Without changing a character, output all of the records.

## Input records:
↓
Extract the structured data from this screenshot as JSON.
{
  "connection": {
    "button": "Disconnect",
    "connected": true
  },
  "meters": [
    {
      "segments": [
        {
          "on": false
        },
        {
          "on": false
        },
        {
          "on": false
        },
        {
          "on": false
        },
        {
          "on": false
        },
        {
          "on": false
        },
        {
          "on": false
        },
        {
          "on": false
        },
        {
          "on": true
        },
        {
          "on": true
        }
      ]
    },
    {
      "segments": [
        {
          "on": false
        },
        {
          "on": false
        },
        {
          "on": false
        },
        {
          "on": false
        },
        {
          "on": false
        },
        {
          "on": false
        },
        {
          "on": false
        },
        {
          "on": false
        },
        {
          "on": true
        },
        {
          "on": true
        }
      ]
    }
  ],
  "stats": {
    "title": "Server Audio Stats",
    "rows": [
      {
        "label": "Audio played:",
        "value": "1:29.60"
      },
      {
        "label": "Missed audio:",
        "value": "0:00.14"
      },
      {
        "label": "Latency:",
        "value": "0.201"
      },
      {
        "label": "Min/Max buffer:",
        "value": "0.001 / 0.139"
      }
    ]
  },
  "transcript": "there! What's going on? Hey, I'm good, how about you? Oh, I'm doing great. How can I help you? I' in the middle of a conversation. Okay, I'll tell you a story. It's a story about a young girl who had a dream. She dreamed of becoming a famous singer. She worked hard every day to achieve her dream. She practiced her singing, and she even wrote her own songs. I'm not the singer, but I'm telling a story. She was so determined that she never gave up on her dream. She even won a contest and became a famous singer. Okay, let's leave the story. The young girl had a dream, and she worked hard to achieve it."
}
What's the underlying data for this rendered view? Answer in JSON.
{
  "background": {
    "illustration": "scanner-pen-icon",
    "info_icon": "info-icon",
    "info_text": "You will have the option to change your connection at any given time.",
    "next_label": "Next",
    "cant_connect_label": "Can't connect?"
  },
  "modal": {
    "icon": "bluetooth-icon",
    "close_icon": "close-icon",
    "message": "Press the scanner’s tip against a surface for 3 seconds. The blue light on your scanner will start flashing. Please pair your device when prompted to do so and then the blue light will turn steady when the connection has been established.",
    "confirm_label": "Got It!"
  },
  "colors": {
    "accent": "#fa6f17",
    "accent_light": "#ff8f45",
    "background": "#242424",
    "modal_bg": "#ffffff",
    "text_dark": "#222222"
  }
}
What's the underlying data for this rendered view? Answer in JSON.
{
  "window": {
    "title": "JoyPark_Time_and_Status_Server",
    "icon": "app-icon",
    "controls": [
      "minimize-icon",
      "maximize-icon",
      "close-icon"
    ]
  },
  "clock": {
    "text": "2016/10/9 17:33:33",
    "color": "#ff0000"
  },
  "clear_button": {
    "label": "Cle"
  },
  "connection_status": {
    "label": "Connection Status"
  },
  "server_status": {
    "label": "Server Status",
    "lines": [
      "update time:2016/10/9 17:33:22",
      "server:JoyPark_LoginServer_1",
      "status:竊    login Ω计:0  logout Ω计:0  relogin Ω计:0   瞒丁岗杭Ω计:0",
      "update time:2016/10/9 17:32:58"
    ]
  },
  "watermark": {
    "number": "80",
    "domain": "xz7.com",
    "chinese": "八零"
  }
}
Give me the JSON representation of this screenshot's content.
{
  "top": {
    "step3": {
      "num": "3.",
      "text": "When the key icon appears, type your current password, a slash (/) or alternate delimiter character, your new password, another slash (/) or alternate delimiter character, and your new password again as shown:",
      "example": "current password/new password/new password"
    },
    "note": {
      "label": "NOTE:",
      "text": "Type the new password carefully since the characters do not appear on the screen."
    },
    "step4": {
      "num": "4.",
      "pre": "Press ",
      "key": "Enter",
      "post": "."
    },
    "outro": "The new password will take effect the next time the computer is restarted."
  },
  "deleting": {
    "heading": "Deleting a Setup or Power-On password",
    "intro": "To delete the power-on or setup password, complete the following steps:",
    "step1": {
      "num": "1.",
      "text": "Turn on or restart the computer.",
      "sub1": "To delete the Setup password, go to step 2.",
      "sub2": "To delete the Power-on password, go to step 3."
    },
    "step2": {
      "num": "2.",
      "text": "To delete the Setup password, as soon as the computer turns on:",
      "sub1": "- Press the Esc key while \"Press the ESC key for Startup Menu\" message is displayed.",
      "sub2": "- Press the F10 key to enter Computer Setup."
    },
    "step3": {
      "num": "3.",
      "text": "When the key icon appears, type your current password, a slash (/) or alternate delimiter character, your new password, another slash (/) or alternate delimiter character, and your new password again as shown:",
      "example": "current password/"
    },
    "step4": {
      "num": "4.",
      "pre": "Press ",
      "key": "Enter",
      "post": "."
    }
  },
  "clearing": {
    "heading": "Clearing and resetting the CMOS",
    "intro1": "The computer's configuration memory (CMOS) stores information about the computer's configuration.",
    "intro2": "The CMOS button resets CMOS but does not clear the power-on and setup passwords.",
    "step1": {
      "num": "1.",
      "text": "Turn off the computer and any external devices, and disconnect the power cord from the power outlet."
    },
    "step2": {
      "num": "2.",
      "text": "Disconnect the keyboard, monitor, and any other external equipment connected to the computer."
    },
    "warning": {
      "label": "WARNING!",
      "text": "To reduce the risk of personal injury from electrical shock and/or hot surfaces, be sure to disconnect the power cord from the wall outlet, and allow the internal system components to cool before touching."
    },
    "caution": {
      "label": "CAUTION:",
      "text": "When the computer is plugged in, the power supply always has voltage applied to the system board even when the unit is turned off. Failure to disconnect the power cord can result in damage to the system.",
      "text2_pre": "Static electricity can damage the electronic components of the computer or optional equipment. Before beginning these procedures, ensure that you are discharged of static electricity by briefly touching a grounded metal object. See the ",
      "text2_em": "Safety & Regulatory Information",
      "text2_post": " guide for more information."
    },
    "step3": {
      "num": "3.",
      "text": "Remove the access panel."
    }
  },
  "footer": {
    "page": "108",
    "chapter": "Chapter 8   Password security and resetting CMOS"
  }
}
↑
## Solution to this exercise:
Extract the structured data from this screenshot as JSON.
{
  "connection": {
    "button": "Disconnect",
    "connected": true
  },
  "meters": [
    {
      "segments": [
        {
          "on": false
        },
        {
          "on": false
        },
        {
          "on": false
        },
        {
          "on": false
        },
        {
          "on": false
        },
        {
          "on": false
        },
        {
          "on": false
        },
        {
          "on": false
        },
        {
          "on": true
        },
        {
          "on": true
        }
      ]
    },
    {
      "segments": [
        {
          "on": false
        },
        {
          "on": false
        },
        {
          "on": false
        },
        {
          "on": false
        },
        {
          "on": false
        },
        {
          "on": false
        },
        {
          "on": false
        },
        {
          "on": false
        },
        {
          "on": true
        },
        {
          "on": true
        }
      ]
    }
  ],
  "stats": {
    "title": "Server Audio Stats",
    "rows": [
      {
        "label": "Audio played:",
        "value": "1:29.60"
      },
      {
        "label": "Missed audio:",
        "value": "0:00.14"
      },
      {
        "label": "Latency:",
        "value": "0.201"
      },
      {
        "label": "Min/Max buffer:",
        "value": "0.001 / 0.139"
      }
    ]
  },
  "transcript": "there! What's going on? Hey, I'm good, how about you? Oh, I'm doing great. How can I help you? I' in the middle of a conversation. Okay, I'll tell you a story. It's a story about a young girl who had a dream. She dreamed of becoming a famous singer. She worked hard every day to achieve her dream. She practiced her singing, and she even wrote her own songs. I'm not the singer, but I'm telling a story. She was so determined that she never gave up on her dream. She even won a contest and became a famous singer. Okay, let's leave the story. The young girl had a dream, and she worked hard to achieve it."
}
What's the underlying data for this rendered view? Answer in JSON.
{
  "background": {
    "illustration": "scanner-pen-icon",
    "info_icon": "info-icon",
    "info_text": "You will have the option to change your connection at any given time.",
    "next_label": "Next",
    "cant_connect_label": "Can't connect?"
  },
  "modal": {
    "icon": "bluetooth-icon",
    "close_icon": "close-icon",
    "message": "Press the scanner’s tip against a surface for 3 seconds. The blue light on your scanner will start flashing. Please pair your device when prompted to do so and then the blue light will turn steady when the connection has been established.",
    "confirm_label": "Got It!"
  },
  "colors": {
    "accent": "#fa6f17",
    "accent_light": "#ff8f45",
    "background": "#242424",
    "modal_bg": "#ffffff",
    "text_dark": "#222222"
  }
}
What's the underlying data for this rendered view? Answer in JSON.
{
  "window": {
    "title": "JoyPark_Time_and_Status_Server",
    "icon": "app-icon",
    "controls": [
      "minimize-icon",
      "maximize-icon",
      "close-icon"
    ]
  },
  "clock": {
    "text": "2016/10/9 17:33:33",
    "color": "#ff0000"
  },
  "clear_button": {
    "label": "Cle"
  },
  "connection_status": {
    "label": "Connection Status"
  },
  "server_status": {
    "label": "Server Status",
    "lines": [
      "update time:2016/10/9 17:33:22",
      "server:JoyPark_LoginServer_1",
      "status:竊    login Ω计:0  logout Ω计:0  relogin Ω计:0   瞒丁岗杭Ω计:0",
      "update time:2016/10/9 17:32:58"
    ]
  },
  "watermark": {
    "number": "80",
    "domain": "xz7.com",
    "chinese": "八零"
  }
}
Give me the JSON representation of this screenshot's content.
{
  "top": {
    "step3": {
      "num": "3.",
      "text": "When the key icon appears, type your current password, a slash (/) or alternate delimiter character, your new password, another slash (/) or alternate delimiter character, and your new password again as shown:",
      "example": "current password/new password/new password"
    },
    "note": {
      "label": "NOTE:",
      "text": "Type the new password carefully since the characters do not appear on the screen."
    },
    "step4": {
      "num": "4.",
      "pre": "Press ",
      "key": "Enter",
      "post": "."
    },
    "outro": "The new password will take effect the next time the computer is restarted."
  },
  "deleting": {
    "heading": "Deleting a Setup or Power-On password",
    "intro": "To delete the power-on or setup password, complete the following steps:",
    "step1": {
      "num": "1.",
      "text": "Turn on or restart the computer.",
      "sub1": "To delete the Setup password, go to step 2.",
      "sub2": "To delete the Power-on password, go to step 3."
    },
    "step2": {
      "num": "2.",
      "text": "To delete the Setup password, as soon as the computer turns on:",
      "sub1": "- Press the Esc key while \"Press the ESC key for Startup Menu\" message is displayed.",
      "sub2": "- Press the F10 key to enter Computer Setup."
    },
    "step3": {
      "num": "3.",
      "text": "When the key icon appears, type your current password, a slash (/) or alternate delimiter character, your new password, another slash (/) or alternate delimiter character, and your new password again as shown:",
      "example": "current password/"
    },
    "step4": {
      "num": "4.",
      "pre": "Press ",
      "key": "Enter",
      "post": "."
    }
  },
  "clearing": {
    "heading": "Clearing and resetting the CMOS",
    "intro1": "The computer's configuration memory (CMOS) stores information about the computer's configuration.",
    "intro2": "The CMOS button resets CMOS but does not clear the power-on and setup passwords.",
    "step1": {
      "num": "1.",
      "text": "Turn off the computer and any external devices, and disconnect the power cord from the power outlet."
    },
    "step2": {
      "num": "2.",
      "text": "Disconnect the keyboard, monitor, and any other external equipment connected to the computer."
    },
    "warning": {
      "label": "WARNING!",
      "text": "To reduce the risk of personal injury from electrical shock and/or hot surfaces, be sure to disconnect the power cord from the wall outlet, and allow the internal system components to cool before touching."
    },
    "caution": {
      "label": "CAUTION:",
      "text": "When the computer is plugged in, the power supply always has voltage applied to the system board even when the unit is turned off. Failure to disconnect the power cord can result in damage to the system.",
      "text2_pre": "Static electricity can damage the electronic components of the computer or optional equipment. Before beginning these procedures, ensure that you are discharged of static electricity by briefly touching a grounded metal object. See the ",
      "text2_em": "Safety & Regulatory Information",
      "text2_post": " guide for more information."
    },
    "step3": {
      "num": "3.",
      "text": "Remove the access panel."
    }
  },
  "footer": {
    "page": "108",
    "chapter": "Chapter 8   Password security and resetting CMOS"
  }
}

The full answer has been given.